Segment Open

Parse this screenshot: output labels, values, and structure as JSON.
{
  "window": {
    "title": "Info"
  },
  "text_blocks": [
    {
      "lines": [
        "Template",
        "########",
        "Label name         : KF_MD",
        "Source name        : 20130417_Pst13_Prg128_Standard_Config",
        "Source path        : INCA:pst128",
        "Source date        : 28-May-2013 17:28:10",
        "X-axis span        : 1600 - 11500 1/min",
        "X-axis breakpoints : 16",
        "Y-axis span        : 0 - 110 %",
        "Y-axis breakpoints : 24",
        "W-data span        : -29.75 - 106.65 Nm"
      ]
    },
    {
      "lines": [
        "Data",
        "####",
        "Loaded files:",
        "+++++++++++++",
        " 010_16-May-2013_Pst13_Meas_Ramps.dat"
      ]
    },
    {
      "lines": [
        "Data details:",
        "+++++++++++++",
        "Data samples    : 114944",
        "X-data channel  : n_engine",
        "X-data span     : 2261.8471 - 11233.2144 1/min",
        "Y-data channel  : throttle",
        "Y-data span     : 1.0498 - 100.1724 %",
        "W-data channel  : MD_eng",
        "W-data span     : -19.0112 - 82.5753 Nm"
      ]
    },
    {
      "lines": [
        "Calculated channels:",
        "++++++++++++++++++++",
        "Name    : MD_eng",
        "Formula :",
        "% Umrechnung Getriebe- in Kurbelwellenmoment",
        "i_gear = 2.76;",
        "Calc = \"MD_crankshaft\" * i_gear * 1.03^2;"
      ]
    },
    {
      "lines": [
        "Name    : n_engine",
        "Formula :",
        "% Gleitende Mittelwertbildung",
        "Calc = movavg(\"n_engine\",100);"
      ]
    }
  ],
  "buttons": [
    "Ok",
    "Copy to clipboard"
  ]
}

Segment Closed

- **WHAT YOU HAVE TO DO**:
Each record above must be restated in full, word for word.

- **OUTPUT BELOW**:
Parse this screenshot: output labels, values, and structure as JSON.
{
  "window": {
    "title": "Info"
  },
  "text_blocks": [
    {
      "lines": [
        "Template",
        "########",
        "Label name         : KF_MD",
        "Source name        : 20130417_Pst13_Prg128_Standard_Config",
        "Source path        : INCA:pst128",
        "Source date        : 28-May-2013 17:28:10",
        "X-axis span        : 1600 - 11500 1/min",
        "X-axis breakpoints : 16",
        "Y-axis span        : 0 - 110 %",
        "Y-axis breakpoints : 24",
        "W-data span        : -29.75 - 106.65 Nm"
      ]
    },
    {
      "lines": [
        "Data",
        "####",
        "Loaded files:",
        "+++++++++++++",
        " 010_16-May-2013_Pst13_Meas_Ramps.dat"
      ]
    },
    {
      "lines": [
        "Data details:",
        "+++++++++++++",
        "Data samples    : 114944",
        "X-data channel  : n_engine",
        "X-data span     : 2261.8471 - 11233.2144 1/min",
        "Y-data channel  : throttle",
        "Y-data span     : 1.0498 - 100.1724 %",
        "W-data channel  : MD_eng",
        "W-data span     : -19.0112 - 82.5753 Nm"
      ]
    },
    {
      "lines": [
        "Calculated channels:",
        "++++++++++++++++++++",
        "Name    : MD_eng",
        "Formula :",
        "% Umrechnung Getriebe- in Kurbelwellenmoment",
        "i_gear = 2.76;",
        "Calc = \"MD_crankshaft\" * i_gear * 1.03^2;"
      ]
    },
    {
      "lines": [
        "Name    : n_engine",
        "Formula :",
        "% Gleitende Mittelwertbildung",
        "Calc = movavg(\"n_engine\",100);"
      ]
    }
  ],
  "buttons": [
    "Ok",
    "Copy to clipboard"
  ]
}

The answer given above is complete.